▶ Data listing
^^^^^^^^
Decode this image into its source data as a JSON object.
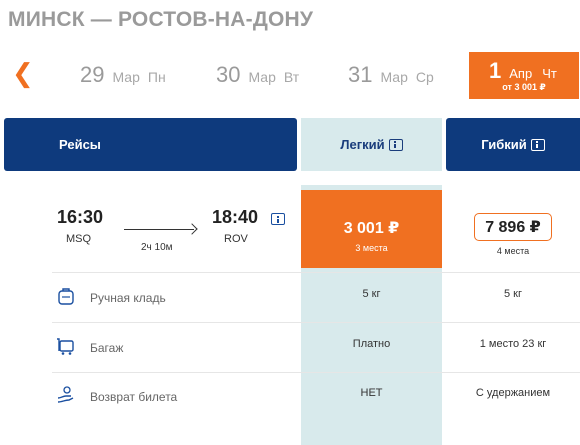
{
  "route": {
    "title": "МИНСК — РОСТОВ-НА-ДОНУ"
  },
  "dates": [
    {
      "day": "29",
      "month": "Мар",
      "weekday": "Пн"
    },
    {
      "day": "30",
      "month": "Мар",
      "weekday": "Вт"
    },
    {
      "day": "31",
      "month": "Мар",
      "weekday": "Ср"
    }
  ],
  "active_date": {
    "day": "1",
    "month": "Апр",
    "weekday": "Чт",
    "price": "от 3 001 ₽"
  },
  "headers": {
    "flights": "Рейсы",
    "light": "Легкий",
    "flexible": "Гибкий"
  },
  "flight": {
    "depart_time": "16:30",
    "depart_code": "MSQ",
    "arrive_time": "18:40",
    "arrive_code": "ROV",
    "duration": "2ч 10м"
  },
  "fares": {
    "light": {
      "price": "3 001 ₽",
      "seats": "3 места"
    },
    "flexible": {
      "price": "7 896 ₽",
      "seats": "4 места"
    }
  },
  "features": [
    {
      "icon": "hand-luggage-icon",
      "label": "Ручная кладь",
      "light": "5 кг",
      "flexible": "5 кг"
    },
    {
      "icon": "baggage-icon",
      "label": "Багаж",
      "light": "Платно",
      "flexible": "1 место 23 кг"
    },
    {
      "icon": "refund-icon",
      "label": "Возврат билета",
      "light": "НЕТ",
      "flexible": "С удержанием"
    }
  ],
  "colors": {
    "accent": "#f07021",
    "navy": "#0e3a7d",
    "light_fare_bg": "#d8eaec"
  }
}
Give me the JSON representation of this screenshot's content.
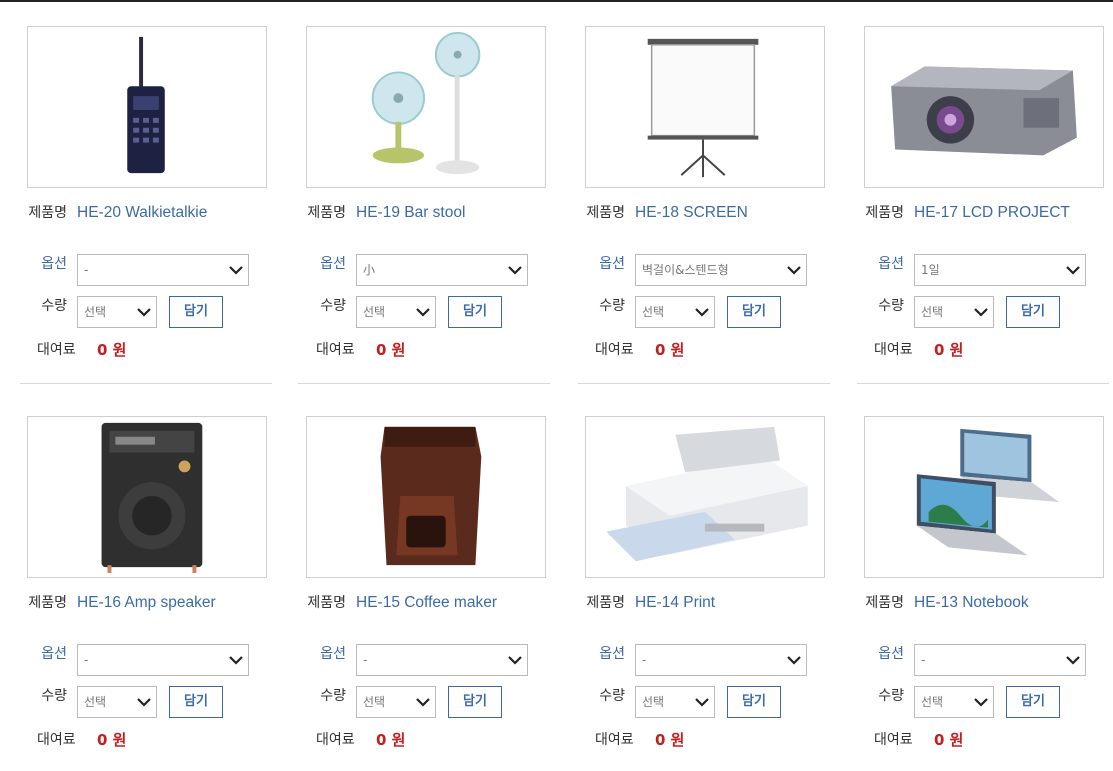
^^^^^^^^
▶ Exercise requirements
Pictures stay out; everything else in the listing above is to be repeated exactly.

▶ Result of this exercise
Decode this image into its source data as a JSON object.
{
  "route": {
    "title": "МИНСК — РОСТОВ-НА-ДОНУ"
  },
  "dates": [
    {
      "day": "29",
      "month": "Мар",
      "weekday": "Пн"
    },
    {
      "day": "30",
      "month": "Мар",
      "weekday": "Вт"
    },
    {
      "day": "31",
      "month": "Мар",
      "weekday": "Ср"
    }
  ],
  "active_date": {
    "day": "1",
    "month": "Апр",
    "weekday": "Чт",
    "price": "от 3 001 ₽"
  },
  "headers": {
    "flights": "Рейсы",
    "light": "Легкий",
    "flexible": "Гибкий"
  },
  "flight": {
    "depart_time": "16:30",
    "depart_code": "MSQ",
    "arrive_time": "18:40",
    "arrive_code": "ROV",
    "duration": "2ч 10м"
  },
  "fares": {
    "light": {
      "price": "3 001 ₽",
      "seats": "3 места"
    },
    "flexible": {
      "price": "7 896 ₽",
      "seats": "4 места"
    }
  },
  "features": [
    {
      "icon": "hand-luggage-icon",
      "label": "Ручная кладь",
      "light": "5 кг",
      "flexible": "5 кг"
    },
    {
      "icon": "baggage-icon",
      "label": "Багаж",
      "light": "Платно",
      "flexible": "1 место 23 кг"
    },
    {
      "icon": "refund-icon",
      "label": "Возврат билета",
      "light": "НЕТ",
      "flexible": "С удержанием"
    }
  ],
  "colors": {
    "accent": "#f07021",
    "navy": "#0e3a7d",
    "light_fare_bg": "#d8eaec"
  }
}
Give me the JSON representation of this screenshot's content.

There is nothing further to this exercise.